Lyons, Jefferson M. MD; Thourani, Vinod H. MD; Puskas, John D. MD; Kilgo, Patrick D. MSc; Baio, Kim T. MSN; Guyton, Robert A. MD; Lattouf, Omar M. MD, PhD

Innovations: Technology & Techniques in Cardiothoracic & Vascular Surgery: March/April 2009 - Volume 4 - Issue 2 - pp 99-105
doi: 10.1097/IMI.0b013e3181a3476f
Original Article

Objective: Epiaortic ultrasound (EU) reliably reveals ascending aortic atherosclerosis (AAA), allowing strategies to minimize the risk of embolization or plaque disruption during coronary artery bypass grafting. Our objective was to delineate if EU-guided intervention improved outcomes.
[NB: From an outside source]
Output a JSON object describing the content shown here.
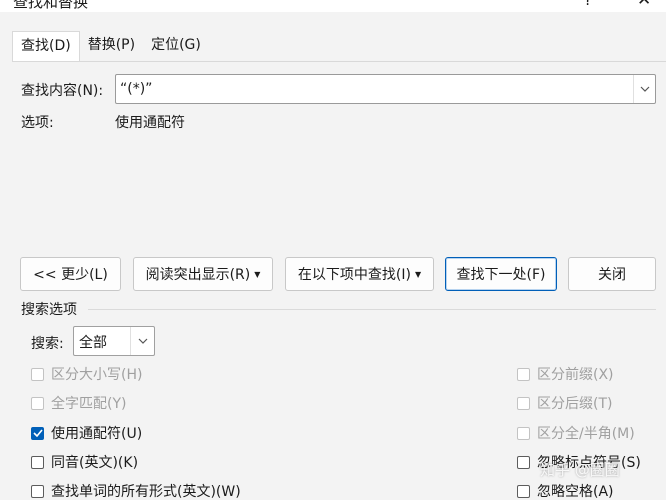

Methods: Patients undergoing coronary artery bypass grafting (2004–2007) were categorized by EU grade (grade 1–2 [mild] vs. 3–5 [moderate/severe]) and the use of an aortic clamp. A propensity score estimated probability of clamp use was based on 45 risk factors. Multiple logistic regression models measured the association between outcomes—death, stroke, myocardial infarction, and major adverse cardiac and cerebrovascular events (MACCE)—and the primary variables (grade and clamp use), adjusted for propensity score.

Results: Grade was available in 4278 patients. Patients with grade 3 to 5 AAA had an increased risk of death (adjusted odds ratios (AOR) 3.11; P < 0.001), stroke (AOR 2.12; P < 0.001), and MACCE (AOR 2.58; P < 0.001). Aortic clamping (any clamp, all grades) led to a higher risk of stroke (AOR 2.77; P = 0.032). EU altered aortic manipulation in 530 patients (12.4%). In this group, patients with high grade aortas had similar rates of death, stroke or MACCE, when compared with patients with low-grade aortas.

Conclusions: EU alters surgical strategy. Patients with grade 3 to 5 AAA are at increased risk of death, stroke, and MACCE compared with patients with grade 1 to 2 AAA. Clamping the aorta (any grade) increases the risk for stroke. Aortic clamping should be avoided in patients with grade 3 to 5 AAA, but EU may minimize morbidity and mortality if a clamp must be used.

From the Clinical Research Unit, Division of Cardiothoracic Surgery; Emory University School of Medicine, Atlanta, GA, USA.

Accepted for publication February 15, 2009.

Presented at the Annual Meeting of the International Society for Minimally Invasive Cardiothoracic Surgery, Boston, MA, June 11–14, 2008.

Address correspondence and reprint requests Dr. Omar M. Lattouf, Division of Cardiothoracic Surgery, Emory Crawford Long Hospital, 550 Peachtree St., NE, 6th floor, Atlanta, GA 30308 USA. E-mail:

© 2009 Lippincott Williams & Wilkins, Inc.